Your answer must restate each entry below word for word, with no pictures in it.

**MATERIAL PROVIDED**

************

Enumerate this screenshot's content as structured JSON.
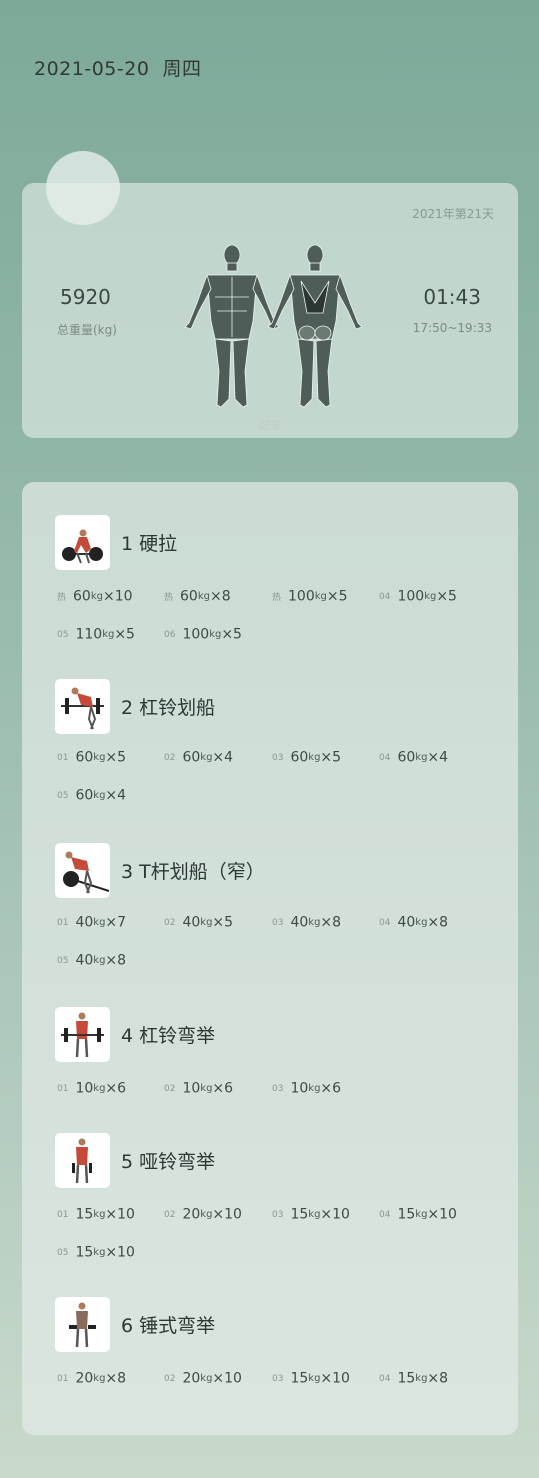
{
  "header": {
    "date": "2021-05-20",
    "weekday": "周四"
  },
  "summary": {
    "year_day": "2021年第21天",
    "total_weight": "5920",
    "total_weight_label": "总重量(kg)",
    "duration": "01:43",
    "time_range": "17:50~19:33",
    "record_label": "記录"
  },
  "exercises": [
    {
      "title": "1  硬拉",
      "thumb_icon": "deadlift-icon",
      "sets": [
        {
          "idx": "热",
          "w": "60",
          "u": "kg",
          "r": "×10"
        },
        {
          "idx": "热",
          "w": "60",
          "u": "kg",
          "r": "×8"
        },
        {
          "idx": "热",
          "w": "100",
          "u": "kg",
          "r": "×5"
        },
        {
          "idx": "04",
          "w": "100",
          "u": "kg",
          "r": "×5"
        },
        {
          "idx": "05",
          "w": "110",
          "u": "kg",
          "r": "×5"
        },
        {
          "idx": "06",
          "w": "100",
          "u": "kg",
          "r": "×5"
        }
      ]
    },
    {
      "title": "2  杠铃划船",
      "thumb_icon": "barbell-row-icon",
      "sets": [
        {
          "idx": "01",
          "w": "60",
          "u": "kg",
          "r": "×5"
        },
        {
          "idx": "02",
          "w": "60",
          "u": "kg",
          "r": "×4"
        },
        {
          "idx": "03",
          "w": "60",
          "u": "kg",
          "r": "×5"
        },
        {
          "idx": "04",
          "w": "60",
          "u": "kg",
          "r": "×4"
        },
        {
          "idx": "05",
          "w": "60",
          "u": "kg",
          "r": "×4"
        }
      ]
    },
    {
      "title": "3  T杆划船（窄）",
      "thumb_icon": "t-bar-row-icon",
      "sets": [
        {
          "idx": "01",
          "w": "40",
          "u": "kg",
          "r": "×7"
        },
        {
          "idx": "02",
          "w": "40",
          "u": "kg",
          "r": "×5"
        },
        {
          "idx": "03",
          "w": "40",
          "u": "kg",
          "r": "×8"
        },
        {
          "idx": "04",
          "w": "40",
          "u": "kg",
          "r": "×8"
        },
        {
          "idx": "05",
          "w": "40",
          "u": "kg",
          "r": "×8"
        }
      ]
    },
    {
      "title": "4  杠铃弯举",
      "thumb_icon": "barbell-curl-icon",
      "sets": [
        {
          "idx": "01",
          "w": "10",
          "u": "kg",
          "r": "×6"
        },
        {
          "idx": "02",
          "w": "10",
          "u": "kg",
          "r": "×6"
        },
        {
          "idx": "03",
          "w": "10",
          "u": "kg",
          "r": "×6"
        }
      ]
    },
    {
      "title": "5  哑铃弯举",
      "thumb_icon": "dumbbell-curl-icon",
      "sets": [
        {
          "idx": "01",
          "w": "15",
          "u": "kg",
          "r": "×10"
        },
        {
          "idx": "02",
          "w": "20",
          "u": "kg",
          "r": "×10"
        },
        {
          "idx": "03",
          "w": "15",
          "u": "kg",
          "r": "×10"
        },
        {
          "idx": "04",
          "w": "15",
          "u": "kg",
          "r": "×10"
        },
        {
          "idx": "05",
          "w": "15",
          "u": "kg",
          "r": "×10"
        }
      ]
    },
    {
      "title": "6  锤式弯举",
      "thumb_icon": "hammer-curl-icon",
      "sets": [
        {
          "idx": "01",
          "w": "20",
          "u": "kg",
          "r": "×8"
        },
        {
          "idx": "02",
          "w": "20",
          "u": "kg",
          "r": "×10"
        },
        {
          "idx": "03",
          "w": "15",
          "u": "kg",
          "r": "×10"
        },
        {
          "idx": "04",
          "w": "15",
          "u": "kg",
          "r": "×8"
        }
      ]
    }
  ]
}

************

**SOLVED PROBLEM**
Enumerate this screenshot's content as structured JSON.
{
  "header": {
    "date": "2021-05-20",
    "weekday": "周四"
  },
  "summary": {
    "year_day": "2021年第21天",
    "total_weight": "5920",
    "total_weight_label": "总重量(kg)",
    "duration": "01:43",
    "time_range": "17:50~19:33",
    "record_label": "記录"
  },
  "exercises": [
    {
      "title": "1  硬拉",
      "thumb_icon": "deadlift-icon",
      "sets": [
        {
          "idx": "热",
          "w": "60",
          "u": "kg",
          "r": "×10"
        },
        {
          "idx": "热",
          "w": "60",
          "u": "kg",
          "r": "×8"
        },
        {
          "idx": "热",
          "w": "100",
          "u": "kg",
          "r": "×5"
        },
        {
          "idx": "04",
          "w": "100",
          "u": "kg",
          "r": "×5"
        },
        {
          "idx": "05",
          "w": "110",
          "u": "kg",
          "r": "×5"
        },
        {
          "idx": "06",
          "w": "100",
          "u": "kg",
          "r": "×5"
        }
      ]
    },
    {
      "title": "2  杠铃划船",
      "thumb_icon": "barbell-row-icon",
      "sets": [
        {
          "idx": "01",
          "w": "60",
          "u": "kg",
          "r": "×5"
        },
        {
          "idx": "02",
          "w": "60",
          "u": "kg",
          "r": "×4"
        },
        {
          "idx": "03",
          "w": "60",
          "u": "kg",
          "r": "×5"
        },
        {
          "idx": "04",
          "w": "60",
          "u": "kg",
          "r": "×4"
        },
        {
          "idx": "05",
          "w": "60",
          "u": "kg",
          "r": "×4"
        }
      ]
    },
    {
      "title": "3  T杆划船（窄）",
      "thumb_icon": "t-bar-row-icon",
      "sets": [
        {
          "idx": "01",
          "w": "40",
          "u": "kg",
          "r": "×7"
        },
        {
          "idx": "02",
          "w": "40",
          "u": "kg",
          "r": "×5"
        },
        {
          "idx": "03",
          "w": "40",
          "u": "kg",
          "r": "×8"
        },
        {
          "idx": "04",
          "w": "40",
          "u": "kg",
          "r": "×8"
        },
        {
          "idx": "05",
          "w": "40",
          "u": "kg",
          "r": "×8"
        }
      ]
    },
    {
      "title": "4  杠铃弯举",
      "thumb_icon": "barbell-curl-icon",
      "sets": [
        {
          "idx": "01",
          "w": "10",
          "u": "kg",
          "r": "×6"
        },
        {
          "idx": "02",
          "w": "10",
          "u": "kg",
          "r": "×6"
        },
        {
          "idx": "03",
          "w": "10",
          "u": "kg",
          "r": "×6"
        }
      ]
    },
    {
      "title": "5  哑铃弯举",
      "thumb_icon": "dumbbell-curl-icon",
      "sets": [
        {
          "idx": "01",
          "w": "15",
          "u": "kg",
          "r": "×10"
        },
        {
          "idx": "02",
          "w": "20",
          "u": "kg",
          "r": "×10"
        },
        {
          "idx": "03",
          "w": "15",
          "u": "kg",
          "r": "×10"
        },
        {
          "idx": "04",
          "w": "15",
          "u": "kg",
          "r": "×10"
        },
        {
          "idx": "05",
          "w": "15",
          "u": "kg",
          "r": "×10"
        }
      ]
    },
    {
      "title": "6  锤式弯举",
      "thumb_icon": "hammer-curl-icon",
      "sets": [
        {
          "idx": "01",
          "w": "20",
          "u": "kg",
          "r": "×8"
        },
        {
          "idx": "02",
          "w": "20",
          "u": "kg",
          "r": "×10"
        },
        {
          "idx": "03",
          "w": "15",
          "u": "kg",
          "r": "×10"
        },
        {
          "idx": "04",
          "w": "15",
          "u": "kg",
          "r": "×8"
        }
      ]
    }
  ]
}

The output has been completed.